(Task to carry out)
In full and without alteration, print the entries.

Dataset entries:
▼
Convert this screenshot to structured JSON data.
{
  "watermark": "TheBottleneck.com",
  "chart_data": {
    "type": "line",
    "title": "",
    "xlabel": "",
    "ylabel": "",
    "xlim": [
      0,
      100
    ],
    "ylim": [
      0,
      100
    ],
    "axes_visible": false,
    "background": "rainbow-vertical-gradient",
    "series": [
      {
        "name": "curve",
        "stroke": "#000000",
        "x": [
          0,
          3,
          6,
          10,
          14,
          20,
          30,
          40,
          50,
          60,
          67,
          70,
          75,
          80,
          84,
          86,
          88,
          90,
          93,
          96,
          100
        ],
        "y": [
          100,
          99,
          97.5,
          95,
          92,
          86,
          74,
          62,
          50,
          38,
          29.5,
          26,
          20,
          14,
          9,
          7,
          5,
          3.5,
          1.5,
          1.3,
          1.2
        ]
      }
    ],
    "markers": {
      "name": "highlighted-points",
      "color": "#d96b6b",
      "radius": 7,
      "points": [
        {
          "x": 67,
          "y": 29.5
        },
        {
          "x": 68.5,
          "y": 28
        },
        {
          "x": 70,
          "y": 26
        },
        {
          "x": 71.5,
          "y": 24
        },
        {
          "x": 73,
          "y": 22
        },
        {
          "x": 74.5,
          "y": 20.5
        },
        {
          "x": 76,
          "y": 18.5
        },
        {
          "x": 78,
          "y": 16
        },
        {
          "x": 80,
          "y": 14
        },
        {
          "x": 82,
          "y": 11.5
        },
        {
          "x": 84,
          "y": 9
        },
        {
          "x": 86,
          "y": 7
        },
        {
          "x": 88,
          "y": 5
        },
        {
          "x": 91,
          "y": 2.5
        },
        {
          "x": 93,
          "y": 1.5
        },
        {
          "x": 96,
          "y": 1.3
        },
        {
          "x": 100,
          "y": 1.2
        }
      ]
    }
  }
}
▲
(Result of the exercise)
Convert this screenshot to structured JSON data.
{
  "watermark": "TheBottleneck.com",
  "chart_data": {
    "type": "line",
    "title": "",
    "xlabel": "",
    "ylabel": "",
    "xlim": [
      0,
      100
    ],
    "ylim": [
      0,
      100
    ],
    "axes_visible": false,
    "background": "rainbow-vertical-gradient",
    "series": [
      {
        "name": "curve",
        "stroke": "#000000",
        "x": [
          0,
          3,
          6,
          10,
          14,
          20,
          30,
          40,
          50,
          60,
          67,
          70,
          75,
          80,
          84,
          86,
          88,
          90,
          93,
          96,
          100
        ],
        "y": [
          100,
          99,
          97.5,
          95,
          92,
          86,
          74,
          62,
          50,
          38,
          29.5,
          26,
          20,
          14,
          9,
          7,
          5,
          3.5,
          1.5,
          1.3,
          1.2
        ]
      }
    ],
    "markers": {
      "name": "highlighted-points",
      "color": "#d96b6b",
      "radius": 7,
      "points": [
        {
          "x": 67,
          "y": 29.5
        },
        {
          "x": 68.5,
          "y": 28
        },
        {
          "x": 70,
          "y": 26
        },
        {
          "x": 71.5,
          "y": 24
        },
        {
          "x": 73,
          "y": 22
        },
        {
          "x": 74.5,
          "y": 20.5
        },
        {
          "x": 76,
          "y": 18.5
        },
        {
          "x": 78,
          "y": 16
        },
        {
          "x": 80,
          "y": 14
        },
        {
          "x": 82,
          "y": 11.5
        },
        {
          "x": 84,
          "y": 9
        },
        {
          "x": 86,
          "y": 7
        },
        {
          "x": 88,
          "y": 5
        },
        {
          "x": 91,
          "y": 2.5
        },
        {
          "x": 93,
          "y": 1.5
        },
        {
          "x": 96,
          "y": 1.3
        },
        {
          "x": 100,
          "y": 1.2
        }
      ]
    }
  }
}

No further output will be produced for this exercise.